(Work instructions)
Give back a single number: the count of lines in the data that contain the string "modified".
-------
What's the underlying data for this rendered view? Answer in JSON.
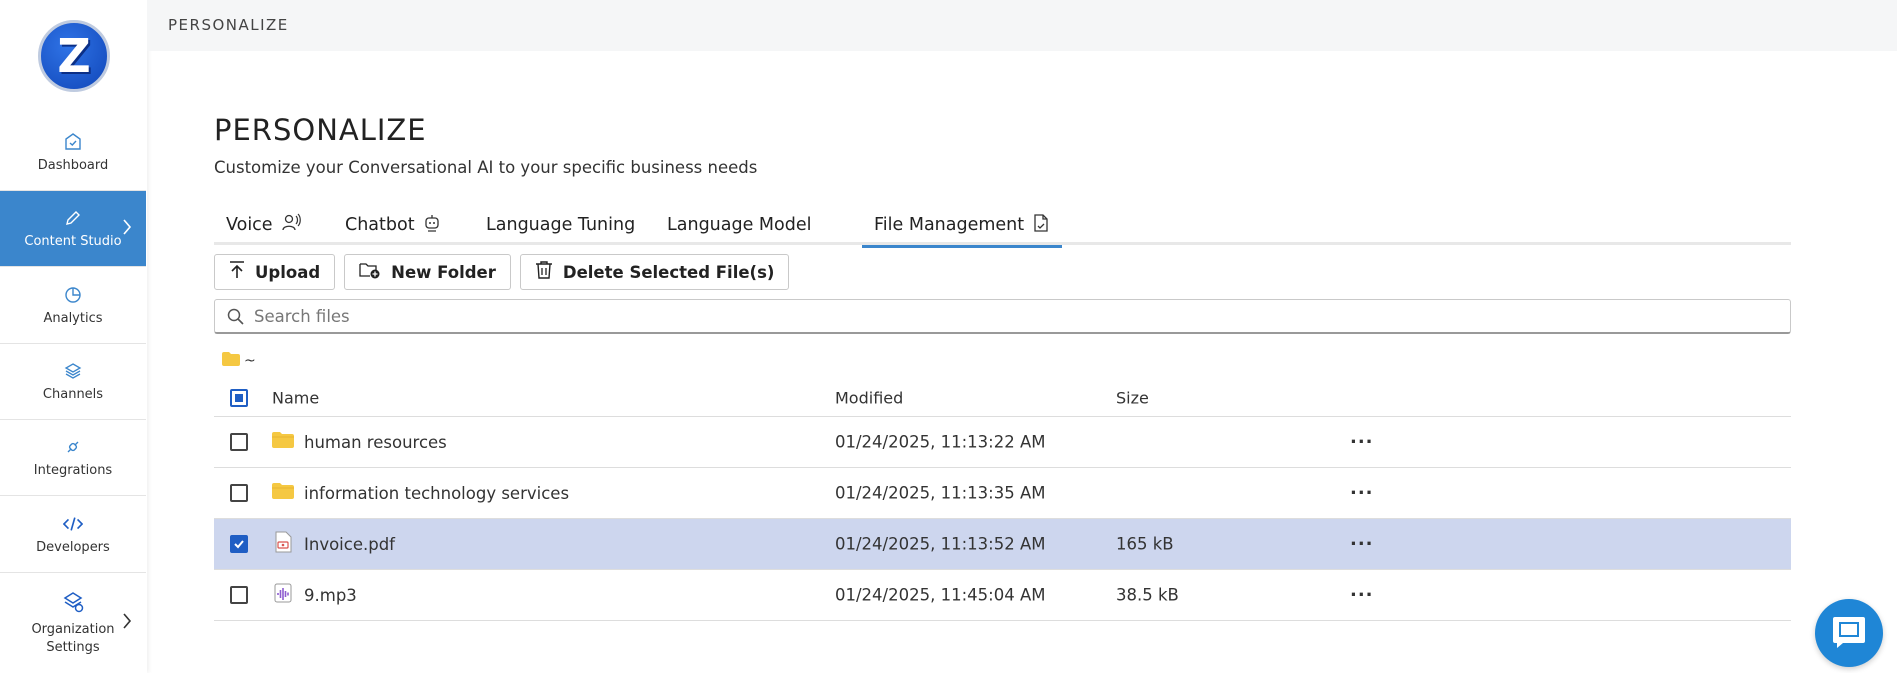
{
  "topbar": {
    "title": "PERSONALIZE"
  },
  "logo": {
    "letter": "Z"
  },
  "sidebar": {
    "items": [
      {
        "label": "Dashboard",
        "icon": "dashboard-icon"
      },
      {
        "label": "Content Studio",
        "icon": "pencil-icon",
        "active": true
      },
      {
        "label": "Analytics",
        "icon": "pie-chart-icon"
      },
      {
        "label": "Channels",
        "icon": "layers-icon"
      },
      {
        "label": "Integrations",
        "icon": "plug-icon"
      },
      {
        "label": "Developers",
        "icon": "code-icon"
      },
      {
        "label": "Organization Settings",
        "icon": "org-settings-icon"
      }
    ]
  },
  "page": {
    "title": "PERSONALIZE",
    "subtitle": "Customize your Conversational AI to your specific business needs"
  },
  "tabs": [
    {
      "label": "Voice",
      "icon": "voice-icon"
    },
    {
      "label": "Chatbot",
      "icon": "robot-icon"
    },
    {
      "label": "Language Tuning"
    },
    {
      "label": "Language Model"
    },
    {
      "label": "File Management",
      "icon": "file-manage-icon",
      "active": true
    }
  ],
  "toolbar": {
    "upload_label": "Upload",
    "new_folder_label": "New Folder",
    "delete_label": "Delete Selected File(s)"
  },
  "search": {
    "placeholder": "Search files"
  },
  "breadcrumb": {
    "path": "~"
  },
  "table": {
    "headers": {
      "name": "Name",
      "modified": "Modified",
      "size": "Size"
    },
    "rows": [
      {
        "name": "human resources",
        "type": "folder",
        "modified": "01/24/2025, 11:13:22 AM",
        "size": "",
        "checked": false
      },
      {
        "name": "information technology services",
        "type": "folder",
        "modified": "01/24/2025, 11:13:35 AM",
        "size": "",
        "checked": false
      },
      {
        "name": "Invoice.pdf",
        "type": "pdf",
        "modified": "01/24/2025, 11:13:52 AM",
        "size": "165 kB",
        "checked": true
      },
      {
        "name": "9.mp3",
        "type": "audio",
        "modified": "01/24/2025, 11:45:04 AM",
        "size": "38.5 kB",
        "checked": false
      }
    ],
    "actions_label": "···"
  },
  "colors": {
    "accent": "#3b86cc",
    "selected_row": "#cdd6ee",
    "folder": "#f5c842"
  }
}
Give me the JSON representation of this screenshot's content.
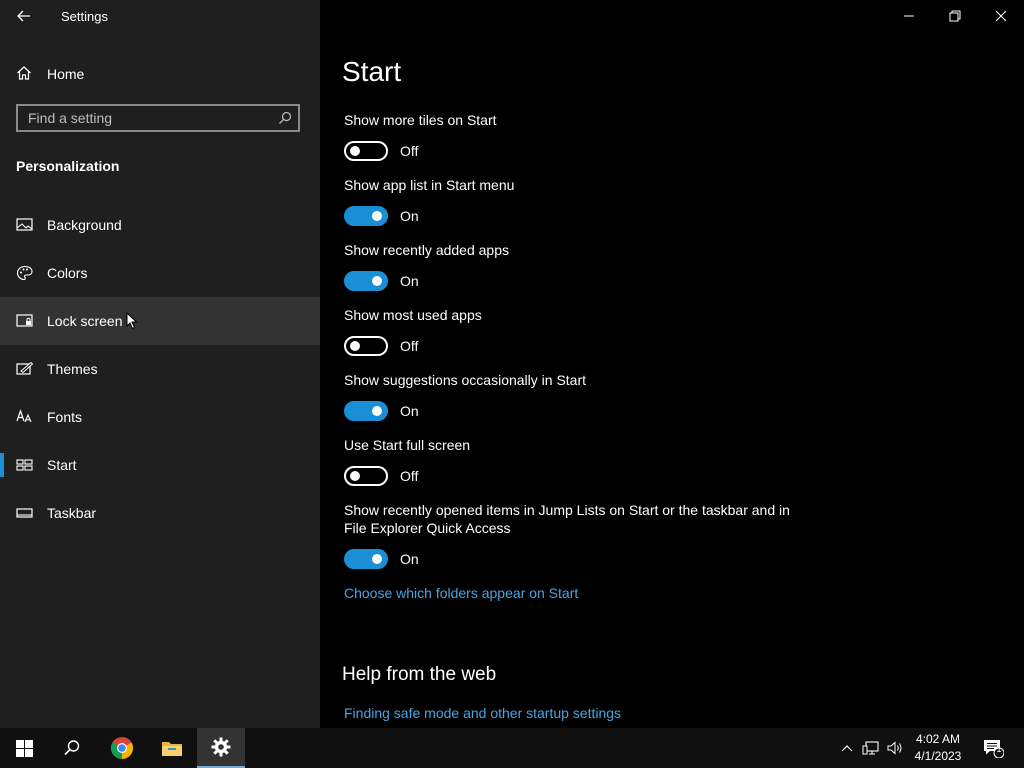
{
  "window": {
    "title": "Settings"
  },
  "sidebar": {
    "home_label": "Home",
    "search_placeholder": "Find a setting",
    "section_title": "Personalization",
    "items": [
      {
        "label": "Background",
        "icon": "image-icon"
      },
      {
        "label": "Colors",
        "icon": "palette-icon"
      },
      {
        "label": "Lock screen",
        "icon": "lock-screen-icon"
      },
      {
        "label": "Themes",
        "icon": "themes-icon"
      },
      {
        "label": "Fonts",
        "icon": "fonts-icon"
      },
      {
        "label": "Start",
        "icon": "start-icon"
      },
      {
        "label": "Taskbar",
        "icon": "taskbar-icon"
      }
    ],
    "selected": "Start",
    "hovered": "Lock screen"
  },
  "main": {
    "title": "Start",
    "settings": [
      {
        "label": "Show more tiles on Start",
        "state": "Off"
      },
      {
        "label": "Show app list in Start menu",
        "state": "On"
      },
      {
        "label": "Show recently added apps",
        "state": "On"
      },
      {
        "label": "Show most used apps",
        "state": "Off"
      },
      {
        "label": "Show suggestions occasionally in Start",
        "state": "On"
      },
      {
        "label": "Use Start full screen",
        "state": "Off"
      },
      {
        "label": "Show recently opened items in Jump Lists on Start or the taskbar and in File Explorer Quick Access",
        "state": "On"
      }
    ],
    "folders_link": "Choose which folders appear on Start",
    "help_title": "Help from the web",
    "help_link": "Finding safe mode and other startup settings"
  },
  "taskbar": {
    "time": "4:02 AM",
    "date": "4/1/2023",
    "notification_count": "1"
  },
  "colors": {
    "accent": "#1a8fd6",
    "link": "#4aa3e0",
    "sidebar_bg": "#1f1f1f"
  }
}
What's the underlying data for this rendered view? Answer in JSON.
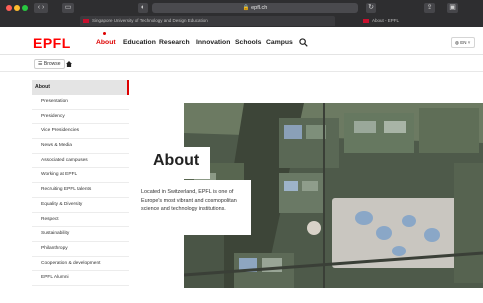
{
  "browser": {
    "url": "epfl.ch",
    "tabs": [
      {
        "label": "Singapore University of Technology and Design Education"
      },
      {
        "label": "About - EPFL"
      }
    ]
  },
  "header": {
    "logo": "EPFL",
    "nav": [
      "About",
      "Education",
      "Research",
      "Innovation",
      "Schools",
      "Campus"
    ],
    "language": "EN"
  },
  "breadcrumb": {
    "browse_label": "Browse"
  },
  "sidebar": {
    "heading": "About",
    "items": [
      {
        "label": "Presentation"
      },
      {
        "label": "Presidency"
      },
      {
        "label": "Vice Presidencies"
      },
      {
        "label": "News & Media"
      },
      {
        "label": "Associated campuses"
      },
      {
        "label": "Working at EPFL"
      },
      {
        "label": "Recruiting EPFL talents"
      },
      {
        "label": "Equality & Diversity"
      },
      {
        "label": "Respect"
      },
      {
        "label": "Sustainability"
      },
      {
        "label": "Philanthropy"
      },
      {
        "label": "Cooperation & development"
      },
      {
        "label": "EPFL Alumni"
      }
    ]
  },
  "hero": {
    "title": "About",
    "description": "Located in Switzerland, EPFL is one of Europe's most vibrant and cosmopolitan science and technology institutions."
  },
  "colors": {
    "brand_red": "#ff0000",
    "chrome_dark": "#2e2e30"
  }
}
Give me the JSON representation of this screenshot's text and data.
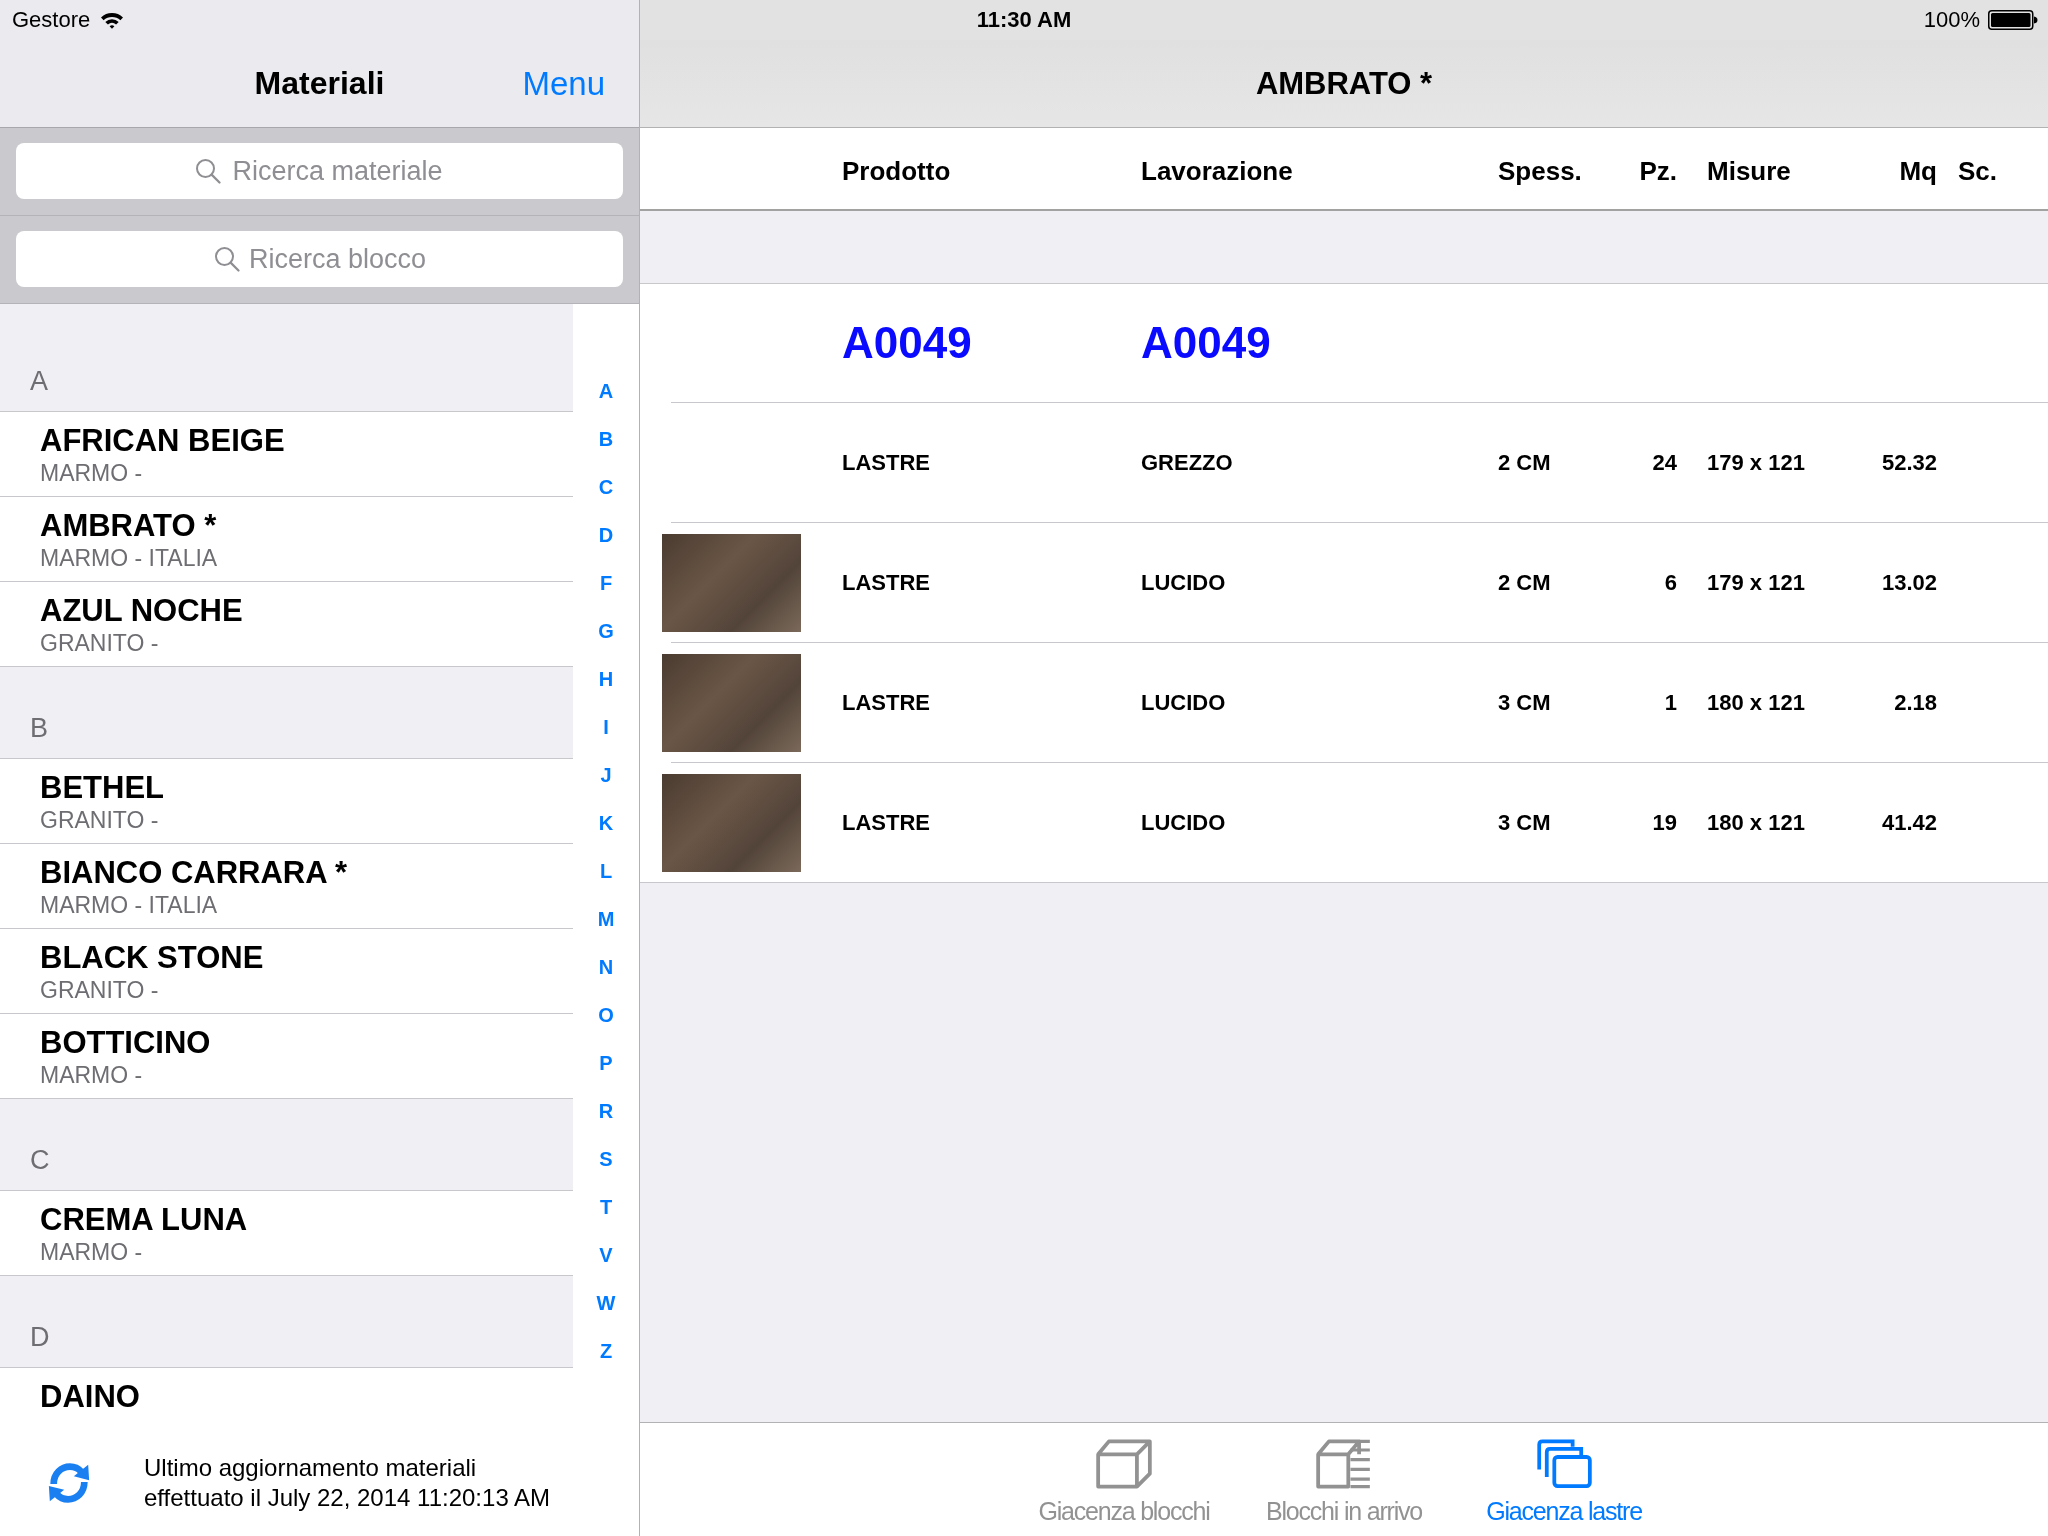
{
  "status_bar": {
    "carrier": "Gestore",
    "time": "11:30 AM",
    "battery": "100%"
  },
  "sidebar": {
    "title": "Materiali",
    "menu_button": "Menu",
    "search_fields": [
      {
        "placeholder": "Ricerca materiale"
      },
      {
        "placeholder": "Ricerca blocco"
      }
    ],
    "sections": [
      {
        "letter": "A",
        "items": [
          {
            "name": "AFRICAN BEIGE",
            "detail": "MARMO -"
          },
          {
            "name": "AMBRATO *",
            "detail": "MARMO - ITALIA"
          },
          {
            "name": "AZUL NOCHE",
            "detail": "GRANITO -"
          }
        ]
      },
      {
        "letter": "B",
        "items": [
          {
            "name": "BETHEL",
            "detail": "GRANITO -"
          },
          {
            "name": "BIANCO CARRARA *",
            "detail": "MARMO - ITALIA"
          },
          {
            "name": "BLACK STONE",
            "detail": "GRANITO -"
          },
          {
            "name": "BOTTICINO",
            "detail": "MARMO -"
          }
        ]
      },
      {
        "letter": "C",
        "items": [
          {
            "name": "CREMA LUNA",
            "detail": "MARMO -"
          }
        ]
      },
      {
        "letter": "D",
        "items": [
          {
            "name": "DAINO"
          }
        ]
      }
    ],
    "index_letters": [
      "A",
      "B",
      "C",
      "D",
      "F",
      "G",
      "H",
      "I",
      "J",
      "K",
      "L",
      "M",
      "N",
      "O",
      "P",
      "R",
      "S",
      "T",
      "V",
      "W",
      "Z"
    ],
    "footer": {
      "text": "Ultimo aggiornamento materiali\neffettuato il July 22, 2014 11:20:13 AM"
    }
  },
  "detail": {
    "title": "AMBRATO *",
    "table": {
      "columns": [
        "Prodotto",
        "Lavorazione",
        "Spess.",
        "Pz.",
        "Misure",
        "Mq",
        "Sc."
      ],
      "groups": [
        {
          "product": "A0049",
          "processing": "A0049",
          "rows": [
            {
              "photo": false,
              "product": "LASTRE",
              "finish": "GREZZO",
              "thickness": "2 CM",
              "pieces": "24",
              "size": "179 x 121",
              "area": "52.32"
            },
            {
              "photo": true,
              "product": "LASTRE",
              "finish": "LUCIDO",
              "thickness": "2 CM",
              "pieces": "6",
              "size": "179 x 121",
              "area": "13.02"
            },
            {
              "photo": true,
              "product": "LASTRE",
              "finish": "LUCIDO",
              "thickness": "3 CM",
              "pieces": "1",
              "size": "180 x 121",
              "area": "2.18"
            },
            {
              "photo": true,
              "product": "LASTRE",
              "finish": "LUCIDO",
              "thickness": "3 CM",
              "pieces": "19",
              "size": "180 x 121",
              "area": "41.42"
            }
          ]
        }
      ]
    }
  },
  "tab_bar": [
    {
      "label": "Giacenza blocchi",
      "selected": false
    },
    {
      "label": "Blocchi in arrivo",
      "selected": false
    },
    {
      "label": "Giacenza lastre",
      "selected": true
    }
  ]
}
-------
(Exercise solution)
5